Published: August 28, 2014 at 1:54 pm
In his new book War of Attrition, British historian William Philpott re-examines the causes, conduct and lasting effects of World War I.
Published: August 13, 2014 at 12:56 pm
Ten women whose roles in WW1 brought them praise. Some received medals. Some gave their lives.
Published: August 04, 2014 at 4:18 pm
The legendary USMC commander talks about his remarkable 37-year military career that included two tours of Vietnam and serving as the first commander of the Rapid Deployment Task Force.
Published: July 29, 2014 at 12:43 pm
General Winfield Scott - military hero, political flop
Published: July 10, 2014 at 3:23 pm
The Congressional Gold Medal has been approved for members of the Civil Air Patrol or CAP who served during WWII and to the legendary Doolittle Raiders.
Published: July 03, 2014 at 9:37 am
R. Scott Stephenson, director of interpretation and collections for the Museum of the American Revolution, looks toward the 2016 opening date.
Published: July 02, 2014 at 5:37 pm
From its origin as an Islamic political and religious tool, jihad has morphed into all-out war against non-Muslims
Published: July 02, 2014 at 1:26 pm
Drawing on a newly discovered cache of period dispatches, Sam Willis looks anew on the turn-of-the-19th-century clashes that ushered in the "veritable golden age of British naval success."
Published: July 02, 2014 at 12:56 pm
Mark Perry reexamines the life and career of General Douglas MacArthur, among the best known -- and controversial -- American military leaders.
Published: July 02, 2014 at 12:39 pm
The late German Corporal Erwin Bartmann's memoir of service with one of the initial units of the wartime Waffen-SS offers an instructive glimpse into the heart of the Nazi war machine.
Published: July 02, 2014 at 12:27 pm

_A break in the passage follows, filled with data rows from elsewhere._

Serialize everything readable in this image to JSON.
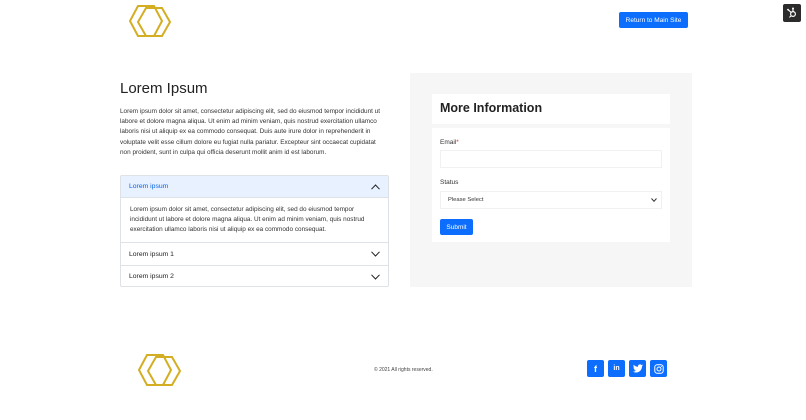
{
  "header": {
    "return_label": "Return to Main Site"
  },
  "main": {
    "title": "Lorem Ipsum",
    "intro": "Lorem ipsum dolor sit amet, consectetur adipiscing elit, sed do eiusmod tempor incididunt ut labore et dolore magna aliqua. Ut enim ad minim veniam, quis nostrud exercitation ullamco laboris nisi ut aliquip ex ea commodo consequat. Duis aute irure dolor in reprehenderit in voluptate velit esse cillum dolore eu fugiat nulla pariatur. Excepteur sint occaecat cupidatat non proident, sunt in culpa qui officia deserunt mollit anim id est laborum.",
    "accordion": [
      {
        "title": "Lorem ipsum",
        "expanded": true,
        "body": "Lorem ipsum dolor sit amet, consectetur adipiscing elit, sed do eiusmod tempor incididunt ut labore et dolore magna aliqua. Ut enim ad minim veniam, quis nostrud exercitation ullamco laboris nisi ut aliquip ex ea commodo consequat."
      },
      {
        "title": "Lorem ipsum 1",
        "expanded": false
      },
      {
        "title": "Lorem ipsum 2",
        "expanded": false
      }
    ]
  },
  "form": {
    "title": "More Information",
    "email_label": "Email",
    "email_required_mark": "*",
    "email_value": "",
    "status_label": "Status",
    "status_selected": "Please Select",
    "submit_label": "Submit"
  },
  "footer": {
    "copyright": "© 2021 All rights reserved.",
    "social": [
      {
        "icon": "facebook-icon",
        "glyph": "f"
      },
      {
        "icon": "linkedin-icon",
        "glyph": "in"
      },
      {
        "icon": "twitter-icon",
        "glyph": ""
      },
      {
        "icon": "instagram-icon",
        "glyph": ""
      }
    ]
  },
  "colors": {
    "accent": "#0d6efd",
    "logo_gold": "#d4ae22",
    "panel_bg": "#f6f6f6",
    "accordion_active_bg": "#e7f1ff",
    "accordion_active_text": "#0c63e4"
  }
}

Through "literary forensics" Andrew Young seeks to re-create Ptolemy's lost history of Alexander the Great, an ultimately impossible task.
Published: June 05, 2014 at 11:48 am
Forever in brother Jesse’s long shadow, Frank James may have been the more cunning and cold-blooded of the pair, as revealed in this Spur Award–winning feature
Published: June 05, 2014 at 11:17 am
Did they or didn't they? The recent notion that America’s most infamous instance of humans eating humans is a myth does not stand up to scrutiny
Published: May 30, 2014 at 9:57 am
In a time of war in September 1864, Fort Lyon (Colorado Territory) commander Major Edward W. Wynkoop risked his own life and those of his men by going out to meet with the Cheyennes. Two months later he was transferred, …
Published: May 29, 2014 at 7:24 pm
In the August issue of Wild West, readers share dispatches about Chief Joseph, finding the magazine, self-lynching, directions to Fort Snelling and American Indian demographics.
Published: May 29, 2014 at 6:58 pm
Sherry Monahan has educated readers about wine, Western food and now the Earp wives, clearing up a few frontier misconceptions along the way.